  11. When you are riding in a bike lane and motorists are using it as a turning lane or a shoulder. You get frustrated because the lane is specifically designed for you and not motorists, but they still feel like they have the right to utilize it in whichever way they feel necessary.
  12. When motorists assert that because they pay taxes and registration fees for their cars and cyclists do not, that they bicycle should not be allowed on the road with them, when cyclists inevitably learn that roads are paid for by tolls, registration fees, and gas taxes a maximum of 71%, with a national average of about 50% (varied by state), and that most cyclists ALSO own a vehicle, and so have actually paid for the roads and are actually helping to preserve them by not using their vehicle.

How does this knowledge help a person understand privilege? Each example can be compared to real examples of minority groups who are struggling to be understood in the United States, and each example is one that, as a motorist, you never need to think about.

  1. The first example can be compared to affirmative action programs. Privileged people do not understand why these programs exist and believe that it is unfair to give minority groups their own special programs and treatments and believe they need to just fit in with the systems already in place.
  2. This can be applied to pretty much anything. Any time a minority group is doing exactly what they are supposed to be doing, someone of privilege tells them they are wrong and need to do something else.
  3. Many minorities understand their system and how it works in relation to the larger systems. Sometimes when someone of privilege attempts to be kind and assist a minority group, it actually just ends up inconveniencing both groups and nobody leaves happily. This also reinforces the idea that a minority group does not understand a particular system.
  4. Often times our systems are complicated, and though one part of a system may be willing to assist a minority group, it is only effective if every part of the system does it. Otherwise, it just leaves the part that did try to help feeling bitter and less likely to attempt to assist in the future, which creates systems that do not work with minorities.

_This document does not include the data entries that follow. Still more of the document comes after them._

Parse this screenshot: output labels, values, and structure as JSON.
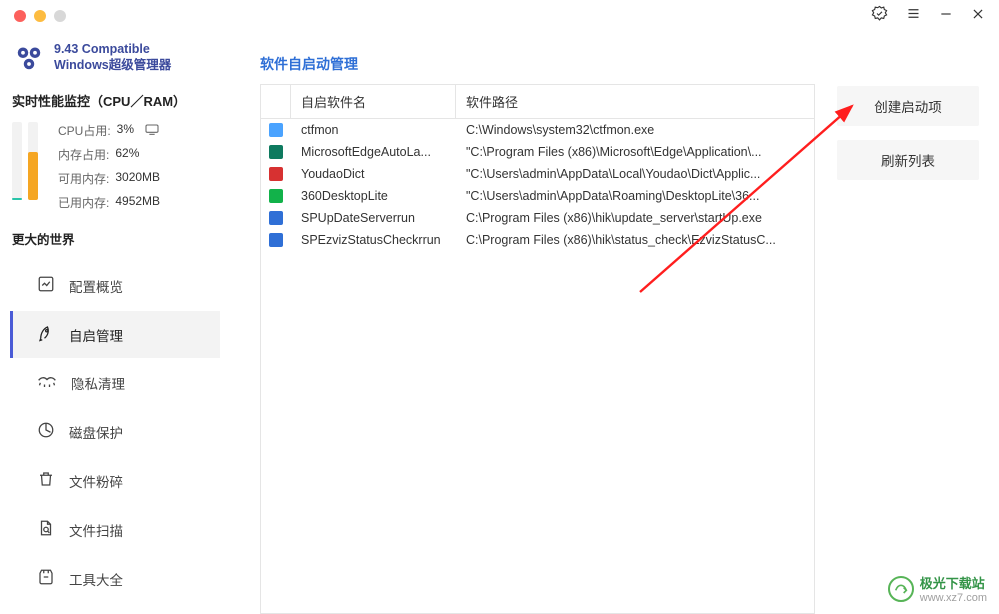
{
  "brand": {
    "line1": "9.43 Compatible",
    "line2": "Windows超级管理器"
  },
  "perf_title": "实时性能监控（CPU／RAM）",
  "perf": {
    "cpu_label": "CPU占用:",
    "cpu_value": "3%",
    "cpu_pct": 3,
    "ram_label": "内存占用:",
    "ram_value": "62%",
    "ram_pct": 62,
    "free_label": "可用内存:",
    "free_value": "3020MB",
    "used_label": "已用内存:",
    "used_value": "4952MB",
    "cpu_color": "#29c4a9",
    "ram_color": "#f5a623"
  },
  "world_title": "更大的世界",
  "nav": [
    {
      "key": "overview",
      "label": "配置概览"
    },
    {
      "key": "startup",
      "label": "自启管理"
    },
    {
      "key": "privacy",
      "label": "隐私清理"
    },
    {
      "key": "disk",
      "label": "磁盘保护"
    },
    {
      "key": "shred",
      "label": "文件粉碎"
    },
    {
      "key": "scan",
      "label": "文件扫描"
    },
    {
      "key": "tools",
      "label": "工具大全"
    }
  ],
  "nav_active": "startup",
  "page_title": "软件自启动管理",
  "table": {
    "headers": {
      "name": "自启软件名",
      "path": "软件路径"
    },
    "rows": [
      {
        "icon_bg": "#4aa3ff",
        "name": "ctfmon",
        "path": "C:\\Windows\\system32\\ctfmon.exe"
      },
      {
        "icon_bg": "#0e7a5f",
        "name": "MicrosoftEdgeAutoLa...",
        "path": "\"C:\\Program Files (x86)\\Microsoft\\Edge\\Application\\..."
      },
      {
        "icon_bg": "#d73131",
        "name": "YoudaoDict",
        "path": "\"C:\\Users\\admin\\AppData\\Local\\Youdao\\Dict\\Applic..."
      },
      {
        "icon_bg": "#12b24a",
        "name": "360DesktopLite",
        "path": "\"C:\\Users\\admin\\AppData\\Roaming\\DesktopLite\\36..."
      },
      {
        "icon_bg": "#2f6fd6",
        "name": "SPUpDateServerrun",
        "path": "C:\\Program Files (x86)\\hik\\update_server\\startUp.exe"
      },
      {
        "icon_bg": "#2f6fd6",
        "name": "SPEzvizStatusCheckrrun",
        "path": "C:\\Program Files (x86)\\hik\\status_check\\EzvizStatusC..."
      }
    ]
  },
  "actions": {
    "create": "创建启动项",
    "refresh": "刷新列表"
  },
  "watermark": {
    "name": "极光下载站",
    "url": "www.xz7.com"
  }
}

  5. Minorities are often targeted by others for no reason and put into dangerous situations through no fault of their own.
  6. People react to their environments, and when minority groups (or any groups) are placed into an erratic, hostile environment, they are more likely to respond in an erratic and hostile manner.
  7. Minorities are often treated as if they are ignoring the majority or other groups, but minorities are often more aware of other groups than those groups are of themselves.
  8. The majority often holds minorities to a higher standard than they hold themselves and do not notice when they do the same bad thing they are calling out a minority for doing, and often identify certain things as wrong when they are actually correct.
  9. Majority groups often make decisions and do things without thinking of how it will affect other groups, and will often blame those other groups for not adjusting properly to said changes.
  10. Many minorities often feel coddled by the majority group, or worse, like they are having their every move watched, making them less likely to behave in an organic and natural manner.
  11. Often times the majority group will attempt to use programs and systems specifically designed for minority groups (or to take resources from that system), without understanding or caring about why the system is in place or how their interaction disrupts the system.
  12. Often times minorities are accused of not being as involved in the country as others, in terms of paying taxes, voting, or other civil duties, when this is simply untrue.